Dishy Rishi has got it done. Again. Today the Chancellor stepped up to the despatch box and delivered a statement as perfectly put together as his suit.
All the measures unveiled by the Chancellor focused on the (relatively) short term – getting consumers back into restaurants by offering a discount, offering cash to firms who bring back furloughed workers and keep them employed until new year, etc. Despite the eye-watering sums involved, and eyebrow raising slogans deployed, it was all very admirable, not to mention necessary.
That doesn’t mean there weren’t glaring gaps, however. The measures largely revolved around existing firms and ignored supporting those who, by choice or necessity, might decide to start their own. Many freelance workers have been excluded from Suank’s schemes throughout this crisis and this is a variation on that same theme. The crucial difference though is that freelancers want to be employed, start-ups ultimately want to employ people.
Start-up troubles are obviously particularly pertinent to the tech sector and, before lockdown, walking through London’s Old Street would lead to encounters with all sorts of people running all sorts of companies and dreaming of starting others. Some were successful. Many weren’t. However, the desire to create something, making money, and employing people, was always there. Entrepreneurs starting something, experimenting, is critical to a thriving, modern economy. Having the guts to go it alone is hard enough at the best of times, but a lack of government support at this moment will make those with ideas for new businesses less inclined to take the required risks. They will surely try and stay with a more conventional firm for as long as possible.
While getting customers shopping and dining out may help the government talk of a “V-shaped recovery”, neglecting start-ups and entrepreneurs limits how much the economy can recover and grow. There’s limited encouragement for the young computer science graduate who has just left university and is entering a vastly compressed jobs market to make their own thing, the kind of thing that may end up with them employing dozens, or hundreds, of people. Bluntly, start-ups create jobs, and there are going to be many in need of a job in the coming months and years.
It’s not that the government has done nothing. In April, it launched the coronavirus Future Fund, which issues convertible loans of between £125,000 and £5 million “to innovative companies which are facing financing difficulties due to the coronavirus outbreak”. There are Bounce Back loans, too, which offer loans of up to 25% of turnover to small and medium-sized firms. It’s all helpful to existing companies, but none of it is going to encourage someone to start something, which is surely required to drive long-term economic growth. It is also not going encourage a VC or potential investor to put money into new ideas – better to sit on the cash and ride out the storm.

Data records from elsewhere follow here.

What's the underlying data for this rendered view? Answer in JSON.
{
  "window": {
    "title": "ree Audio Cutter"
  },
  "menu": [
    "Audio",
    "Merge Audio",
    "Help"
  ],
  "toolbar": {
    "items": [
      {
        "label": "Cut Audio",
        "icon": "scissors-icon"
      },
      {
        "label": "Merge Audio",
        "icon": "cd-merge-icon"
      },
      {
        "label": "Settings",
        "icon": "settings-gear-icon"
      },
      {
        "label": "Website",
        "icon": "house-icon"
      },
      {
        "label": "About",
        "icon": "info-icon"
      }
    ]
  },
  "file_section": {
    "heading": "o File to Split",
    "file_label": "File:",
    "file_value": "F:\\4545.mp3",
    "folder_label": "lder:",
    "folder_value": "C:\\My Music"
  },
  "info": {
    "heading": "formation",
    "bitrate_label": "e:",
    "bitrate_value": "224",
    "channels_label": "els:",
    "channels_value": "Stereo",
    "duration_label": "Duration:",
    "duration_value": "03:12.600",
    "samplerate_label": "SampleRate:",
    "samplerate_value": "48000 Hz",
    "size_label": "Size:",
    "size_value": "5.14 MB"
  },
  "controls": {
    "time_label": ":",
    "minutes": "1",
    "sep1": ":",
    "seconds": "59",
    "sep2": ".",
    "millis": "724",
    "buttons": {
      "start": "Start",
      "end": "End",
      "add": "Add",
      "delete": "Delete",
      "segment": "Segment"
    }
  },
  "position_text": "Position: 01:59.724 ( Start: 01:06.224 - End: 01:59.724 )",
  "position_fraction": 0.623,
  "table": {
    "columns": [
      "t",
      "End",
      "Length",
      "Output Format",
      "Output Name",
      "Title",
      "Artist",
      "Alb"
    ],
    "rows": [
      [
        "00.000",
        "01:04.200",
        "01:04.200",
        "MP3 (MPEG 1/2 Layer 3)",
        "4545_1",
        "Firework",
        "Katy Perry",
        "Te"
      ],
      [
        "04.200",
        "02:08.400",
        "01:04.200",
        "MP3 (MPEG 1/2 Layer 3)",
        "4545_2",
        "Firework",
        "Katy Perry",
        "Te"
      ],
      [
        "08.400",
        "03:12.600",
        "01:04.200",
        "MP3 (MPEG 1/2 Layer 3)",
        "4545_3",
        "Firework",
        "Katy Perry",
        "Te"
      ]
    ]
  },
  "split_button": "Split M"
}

It’s not all bad. Yes, inevitably some firms will fail, but there are plenty of tech firms that will thrive in this increasingly tech-dependent environment. And the UK’s start-up scene did enter the crisis in good shape. As William Reeve, who is currently CEO of lettings platform GoodLord having been involved in other start-ups, wrote for The Next Web:
“[The UK’s] start-up infrastructure is one of the strongest in the world. The portfolio of UK-based tech companies is impressive, diverse, and well-backed. VCs and access to funding might be clipped, but it won’t disappear. A crisis throws us into chaos, but technology provides the tools that enable life to go on. And the recovery shines a light on the role leadership, teamwork, and ingenuity has in the building of great businesses.”
So, while I understand the concern for existing SMEs who could fail during the crisis, and this site has rightly highlighted the Save Our Start-Ups campaign, my real worry is around the start-ups we may never see. With all the money being splurged around by the government, I would have liked the Chancellor to have offered investment schemes or loans to support would-be founders. He could at least increase the threshold for the Seed Enterprise Investment Scheme (SEIS) and Enterprise Investment Scheme, again an issue highlighted here on Reaction.
Rishi Sunak is seriously impressive. He is on the path to becoming Prime Minister, possibly the next one. However, Sunak does not appear to have the same appreciation for the tech sector that another Chancellor who seemed destined to be PM, George Osborne, had. As he guides post-lockdown Britain through its economic recovery, that will have to change.